(Extracted data entries)
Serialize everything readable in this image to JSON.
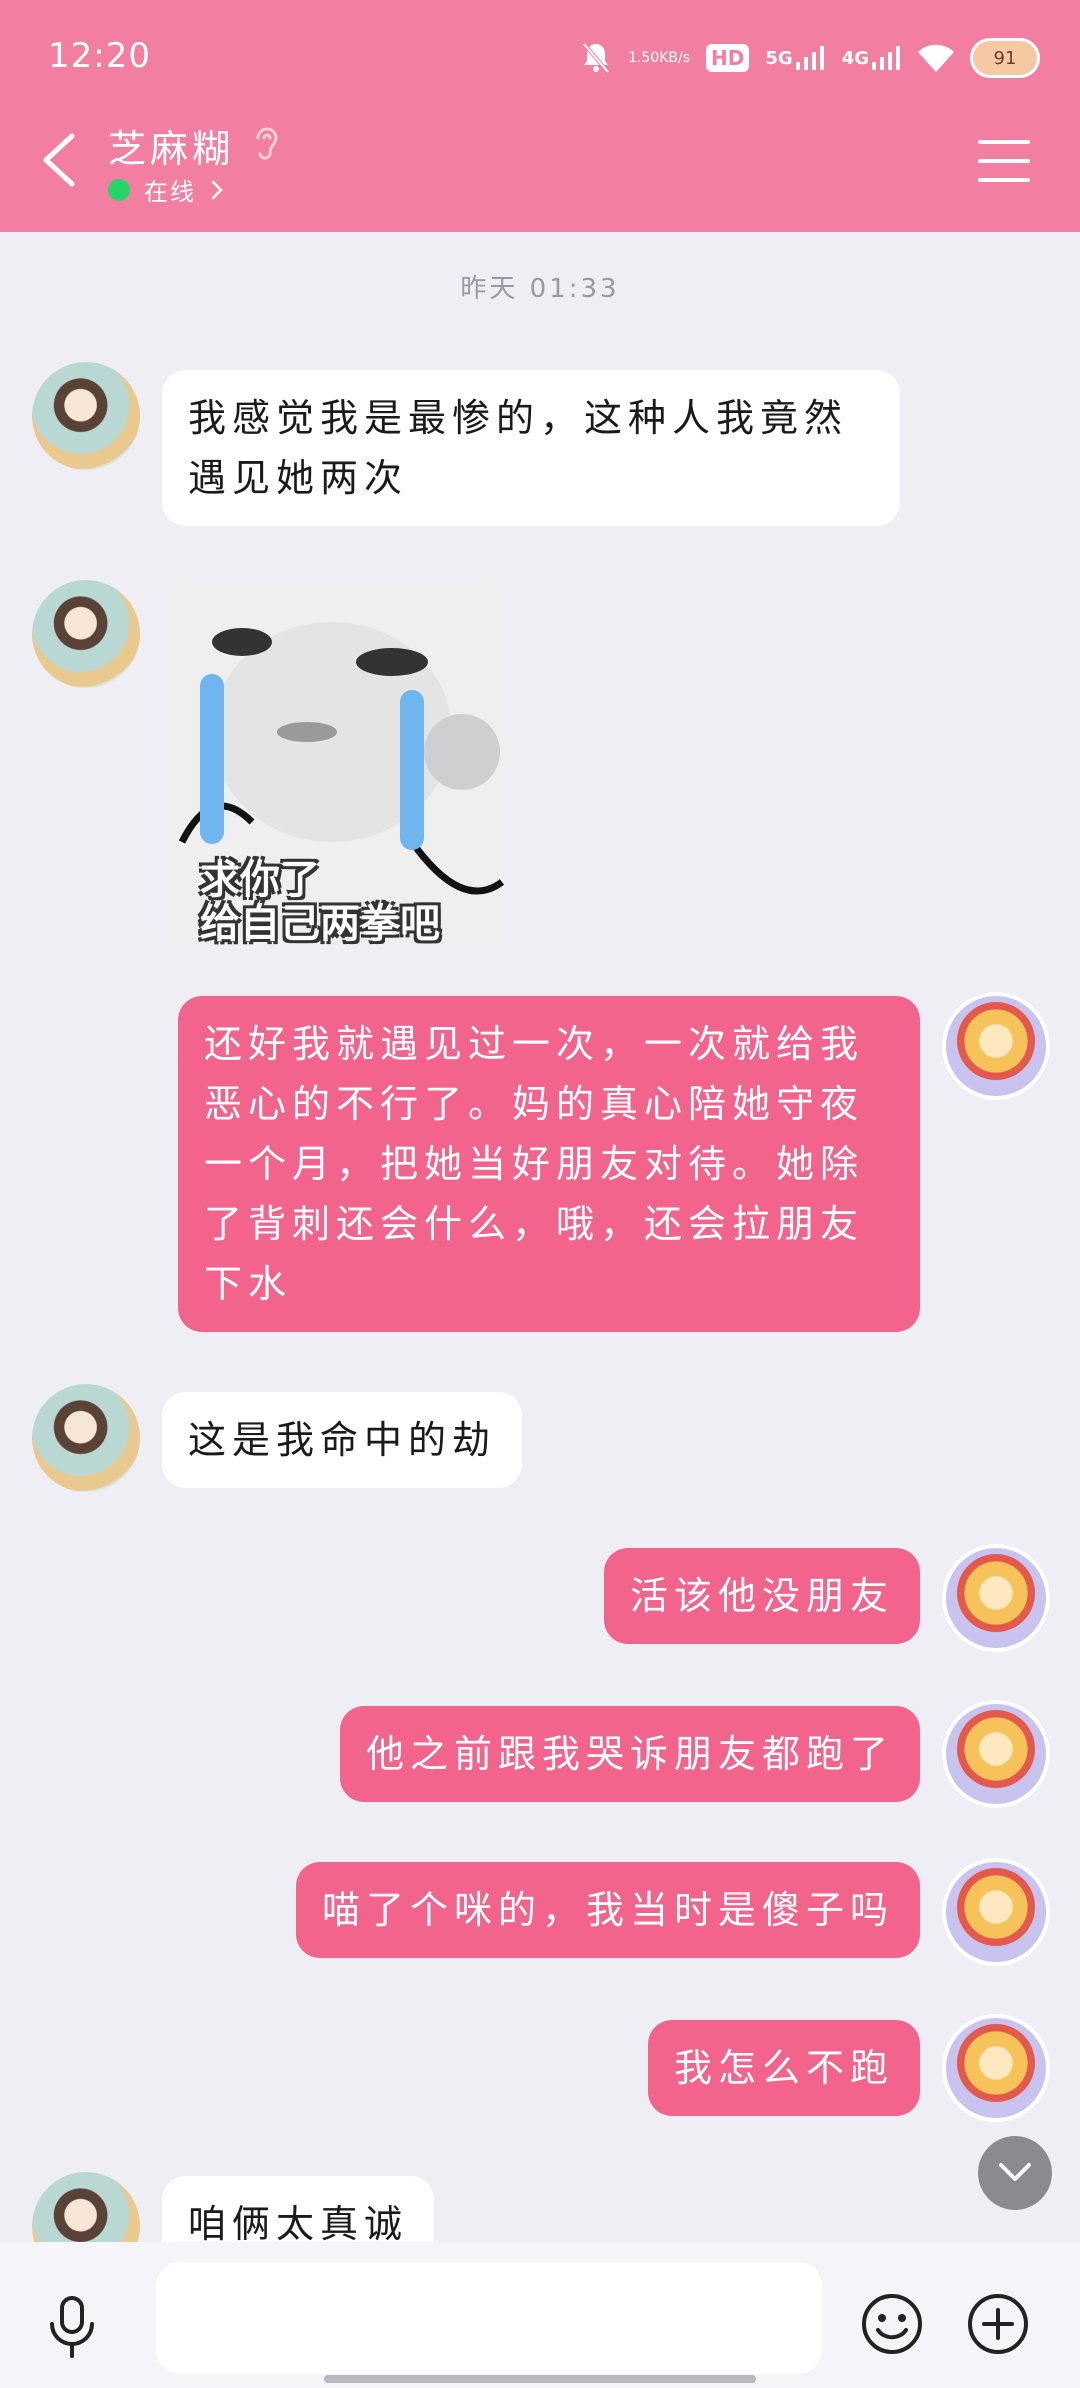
{
  "status_bar": {
    "time": "12:20",
    "speed_value": "1.50",
    "speed_unit": "KB/s",
    "hd_label": "HD",
    "net_5g": "5G",
    "net_4g": "4G",
    "battery": "91"
  },
  "header": {
    "contact_name": "芝麻糊",
    "status": "在线",
    "colors": {
      "bar": "#f27ea1",
      "online": "#26d46a"
    }
  },
  "chat": {
    "timestamp": "昨天 01:33",
    "messages": [
      {
        "side": "left",
        "type": "text",
        "lines": [
          "我感觉我是最惨的，这种人我竟然",
          "遇见她两次"
        ]
      },
      {
        "side": "left",
        "type": "sticker",
        "caption_lines": [
          "求你了",
          "给自己两拳吧"
        ]
      },
      {
        "side": "right",
        "type": "text",
        "lines": [
          "还好我就遇见过一次，一次就给我",
          "恶心的不行了。妈的真心陪她守夜",
          "一个月，把她当好朋友对待。她除",
          "了背刺还会什么，哦，还会拉朋友",
          "下水"
        ]
      },
      {
        "side": "left",
        "type": "text",
        "lines": [
          "这是我命中的劫"
        ]
      },
      {
        "side": "right",
        "type": "text",
        "lines": [
          "活该他没朋友"
        ]
      },
      {
        "side": "right",
        "type": "text",
        "lines": [
          "他之前跟我哭诉朋友都跑了"
        ]
      },
      {
        "side": "right",
        "type": "text",
        "lines": [
          "喵了个咪的，我当时是傻子吗"
        ]
      },
      {
        "side": "right",
        "type": "text",
        "lines": [
          "我怎么不跑"
        ]
      },
      {
        "side": "left",
        "type": "text",
        "lines": [
          "咱俩太真诚"
        ]
      }
    ],
    "colors": {
      "bubble_right": "#f2648c",
      "bubble_left": "#ffffff",
      "background": "#efeef4"
    }
  },
  "input_bar": {
    "placeholder": "",
    "icons": [
      "microphone-icon",
      "emoji-icon",
      "plus-icon"
    ]
  }
}
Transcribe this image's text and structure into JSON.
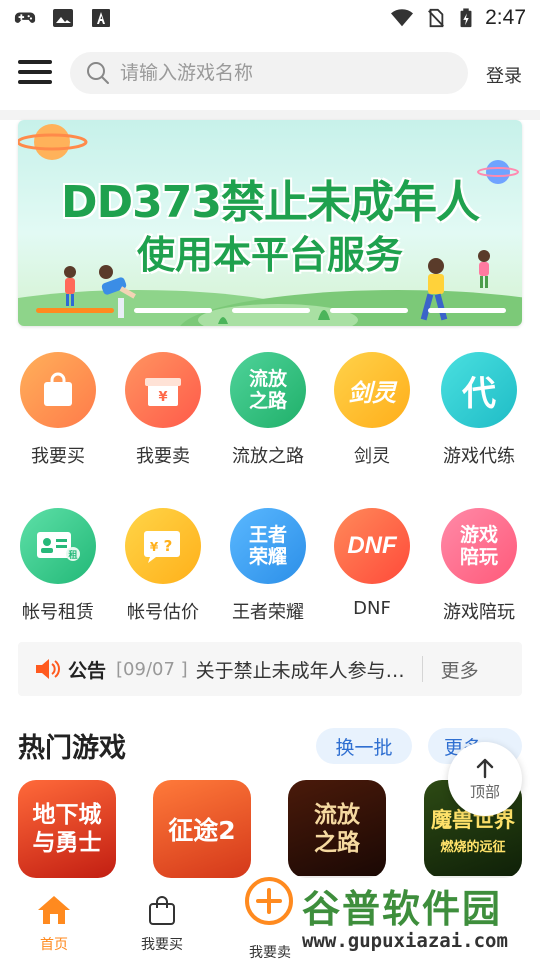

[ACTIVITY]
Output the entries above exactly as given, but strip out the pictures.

[OUTPUT FOR THIS TASK]
Serialize everything readable in this image to JSON.
{
  "status_bar": {
    "time": "12:20",
    "speed_value": "1.50",
    "speed_unit": "KB/s",
    "hd_label": "HD",
    "net_5g": "5G",
    "net_4g": "4G",
    "battery": "91"
  },
  "header": {
    "contact_name": "芝麻糊",
    "status": "在线",
    "colors": {
      "bar": "#f27ea1",
      "online": "#26d46a"
    }
  },
  "chat": {
    "timestamp": "昨天 01:33",
    "messages": [
      {
        "side": "left",
        "type": "text",
        "lines": [
          "我感觉我是最惨的，这种人我竟然",
          "遇见她两次"
        ]
      },
      {
        "side": "left",
        "type": "sticker",
        "caption_lines": [
          "求你了",
          "给自己两拳吧"
        ]
      },
      {
        "side": "right",
        "type": "text",
        "lines": [
          "还好我就遇见过一次，一次就给我",
          "恶心的不行了。妈的真心陪她守夜",
          "一个月，把她当好朋友对待。她除",
          "了背刺还会什么，哦，还会拉朋友",
          "下水"
        ]
      },
      {
        "side": "left",
        "type": "text",
        "lines": [
          "这是我命中的劫"
        ]
      },
      {
        "side": "right",
        "type": "text",
        "lines": [
          "活该他没朋友"
        ]
      },
      {
        "side": "right",
        "type": "text",
        "lines": [
          "他之前跟我哭诉朋友都跑了"
        ]
      },
      {
        "side": "right",
        "type": "text",
        "lines": [
          "喵了个咪的，我当时是傻子吗"
        ]
      },
      {
        "side": "right",
        "type": "text",
        "lines": [
          "我怎么不跑"
        ]
      },
      {
        "side": "left",
        "type": "text",
        "lines": [
          "咱俩太真诚"
        ]
      }
    ],
    "colors": {
      "bubble_right": "#f2648c",
      "bubble_left": "#ffffff",
      "background": "#efeef4"
    }
  },
  "input_bar": {
    "placeholder": "",
    "icons": [
      "microphone-icon",
      "emoji-icon",
      "plus-icon"
    ]
  }
}
Transcribe this image's text and structure into JSON.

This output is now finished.